Copy each line of the data exactly. Leave nothing out.

____

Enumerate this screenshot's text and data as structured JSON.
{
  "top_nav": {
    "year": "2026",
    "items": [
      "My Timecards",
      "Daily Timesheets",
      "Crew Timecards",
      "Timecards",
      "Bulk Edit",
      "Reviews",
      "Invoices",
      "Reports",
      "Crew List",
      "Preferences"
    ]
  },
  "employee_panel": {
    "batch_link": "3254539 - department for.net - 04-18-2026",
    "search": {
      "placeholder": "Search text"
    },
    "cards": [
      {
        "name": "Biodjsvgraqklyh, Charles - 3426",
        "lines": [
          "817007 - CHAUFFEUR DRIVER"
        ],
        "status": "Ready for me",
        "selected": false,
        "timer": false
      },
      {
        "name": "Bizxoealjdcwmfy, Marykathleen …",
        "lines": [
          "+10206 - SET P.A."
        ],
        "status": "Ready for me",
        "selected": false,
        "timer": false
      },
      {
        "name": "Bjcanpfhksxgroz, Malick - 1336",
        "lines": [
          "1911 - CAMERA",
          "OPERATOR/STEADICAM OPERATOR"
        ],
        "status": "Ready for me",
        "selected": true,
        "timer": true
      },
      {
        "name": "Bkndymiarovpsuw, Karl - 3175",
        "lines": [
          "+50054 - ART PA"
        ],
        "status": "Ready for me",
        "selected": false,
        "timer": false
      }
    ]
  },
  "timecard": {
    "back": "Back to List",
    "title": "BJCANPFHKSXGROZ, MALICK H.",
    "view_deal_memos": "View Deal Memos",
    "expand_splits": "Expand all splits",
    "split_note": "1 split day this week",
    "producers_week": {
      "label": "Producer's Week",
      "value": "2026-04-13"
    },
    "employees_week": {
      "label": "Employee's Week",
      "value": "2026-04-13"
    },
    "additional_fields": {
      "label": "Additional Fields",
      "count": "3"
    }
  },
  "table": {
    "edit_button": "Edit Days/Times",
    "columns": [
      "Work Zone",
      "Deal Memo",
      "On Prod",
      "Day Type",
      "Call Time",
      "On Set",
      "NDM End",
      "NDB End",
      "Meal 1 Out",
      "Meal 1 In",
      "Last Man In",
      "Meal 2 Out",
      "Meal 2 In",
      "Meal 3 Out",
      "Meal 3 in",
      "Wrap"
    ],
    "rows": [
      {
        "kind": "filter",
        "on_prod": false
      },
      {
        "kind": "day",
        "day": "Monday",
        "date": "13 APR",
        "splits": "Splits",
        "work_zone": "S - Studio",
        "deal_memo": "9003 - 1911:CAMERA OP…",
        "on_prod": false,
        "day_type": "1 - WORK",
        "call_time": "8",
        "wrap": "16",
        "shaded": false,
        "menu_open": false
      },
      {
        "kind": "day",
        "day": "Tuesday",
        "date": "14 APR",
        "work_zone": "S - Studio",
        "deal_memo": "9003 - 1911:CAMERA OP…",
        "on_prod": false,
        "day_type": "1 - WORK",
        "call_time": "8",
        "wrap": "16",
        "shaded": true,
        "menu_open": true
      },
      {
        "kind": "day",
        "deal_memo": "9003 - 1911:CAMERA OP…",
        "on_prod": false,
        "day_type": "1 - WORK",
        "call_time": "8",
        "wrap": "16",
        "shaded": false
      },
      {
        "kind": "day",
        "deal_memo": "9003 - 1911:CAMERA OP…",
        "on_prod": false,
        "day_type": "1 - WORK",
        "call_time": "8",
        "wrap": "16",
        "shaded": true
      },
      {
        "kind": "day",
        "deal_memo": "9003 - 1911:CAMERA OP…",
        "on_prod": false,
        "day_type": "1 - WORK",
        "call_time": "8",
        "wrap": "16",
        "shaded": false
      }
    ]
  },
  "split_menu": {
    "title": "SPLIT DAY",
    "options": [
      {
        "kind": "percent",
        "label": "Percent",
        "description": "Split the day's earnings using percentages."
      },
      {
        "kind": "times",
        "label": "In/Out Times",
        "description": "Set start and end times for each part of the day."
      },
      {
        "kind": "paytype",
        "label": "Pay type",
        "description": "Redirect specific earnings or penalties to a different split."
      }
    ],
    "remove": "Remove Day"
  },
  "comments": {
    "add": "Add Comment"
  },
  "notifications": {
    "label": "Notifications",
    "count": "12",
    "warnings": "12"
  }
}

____

§ Answer section:
Enumerate this screenshot's text and data as structured JSON.
{
  "top_nav": {
    "year": "2026",
    "items": [
      "My Timecards",
      "Daily Timesheets",
      "Crew Timecards",
      "Timecards",
      "Bulk Edit",
      "Reviews",
      "Invoices",
      "Reports",
      "Crew List",
      "Preferences"
    ]
  },
  "employee_panel": {
    "batch_link": "3254539 - department for.net - 04-18-2026",
    "search": {
      "placeholder": "Search text"
    },
    "cards": [
      {
        "name": "Biodjsvgraqklyh, Charles - 3426",
        "lines": [
          "817007 - CHAUFFEUR DRIVER"
        ],
        "status": "Ready for me",
        "selected": false,
        "timer": false
      },
      {
        "name": "Bizxoealjdcwmfy, Marykathleen …",
        "lines": [
          "+10206 - SET P.A."
        ],
        "status": "Ready for me",
        "selected": false,
        "timer": false
      },
      {
        "name": "Bjcanpfhksxgroz, Malick - 1336",
        "lines": [
          "1911 - CAMERA",
          "OPERATOR/STEADICAM OPERATOR"
        ],
        "status": "Ready for me",
        "selected": true,
        "timer": true
      },
      {
        "name": "Bkndymiarovpsuw, Karl - 3175",
        "lines": [
          "+50054 - ART PA"
        ],
        "status": "Ready for me",
        "selected": false,
        "timer": false
      }
    ]
  },
  "timecard": {
    "back": "Back to List",
    "title": "BJCANPFHKSXGROZ, MALICK H.",
    "view_deal_memos": "View Deal Memos",
    "expand_splits": "Expand all splits",
    "split_note": "1 split day this week",
    "producers_week": {
      "label": "Producer's Week",
      "value": "2026-04-13"
    },
    "employees_week": {
      "label": "Employee's Week",
      "value": "2026-04-13"
    },
    "additional_fields": {
      "label": "Additional Fields",
      "count": "3"
    }
  },
  "table": {
    "edit_button": "Edit Days/Times",
    "columns": [
      "Work Zone",
      "Deal Memo",
      "On Prod",
      "Day Type",
      "Call Time",
      "On Set",
      "NDM End",
      "NDB End",
      "Meal 1 Out",
      "Meal 1 In",
      "Last Man In",
      "Meal 2 Out",
      "Meal 2 In",
      "Meal 3 Out",
      "Meal 3 in",
      "Wrap"
    ],
    "rows": [
      {
        "kind": "filter",
        "on_prod": false
      },
      {
        "kind": "day",
        "day": "Monday",
        "date": "13 APR",
        "splits": "Splits",
        "work_zone": "S - Studio",
        "deal_memo": "9003 - 1911:CAMERA OP…",
        "on_prod": false,
        "day_type": "1 - WORK",
        "call_time": "8",
        "wrap": "16",
        "shaded": false,
        "menu_open": false
      },
      {
        "kind": "day",
        "day": "Tuesday",
        "date": "14 APR",
        "work_zone": "S - Studio",
        "deal_memo": "9003 - 1911:CAMERA OP…",
        "on_prod": false,
        "day_type": "1 - WORK",
        "call_time": "8",
        "wrap": "16",
        "shaded": true,
        "menu_open": true
      },
      {
        "kind": "day",
        "deal_memo": "9003 - 1911:CAMERA OP…",
        "on_prod": false,
        "day_type": "1 - WORK",
        "call_time": "8",
        "wrap": "16",
        "shaded": false
      },
      {
        "kind": "day",
        "deal_memo": "9003 - 1911:CAMERA OP…",
        "on_prod": false,
        "day_type": "1 - WORK",
        "call_time": "8",
        "wrap": "16",
        "shaded": true
      },
      {
        "kind": "day",
        "deal_memo": "9003 - 1911:CAMERA OP…",
        "on_prod": false,
        "day_type": "1 - WORK",
        "call_time": "8",
        "wrap": "16",
        "shaded": false
      }
    ]
  },
  "split_menu": {
    "title": "SPLIT DAY",
    "options": [
      {
        "kind": "percent",
        "label": "Percent",
        "description": "Split the day's earnings using percentages."
      },
      {
        "kind": "times",
        "label": "In/Out Times",
        "description": "Set start and end times for each part of the day."
      },
      {
        "kind": "paytype",
        "label": "Pay type",
        "description": "Redirect specific earnings or penalties to a different split."
      }
    ],
    "remove": "Remove Day"
  },
  "comments": {
    "add": "Add Comment"
  },
  "notifications": {
    "label": "Notifications",
    "count": "12",
    "warnings": "12"
  }
}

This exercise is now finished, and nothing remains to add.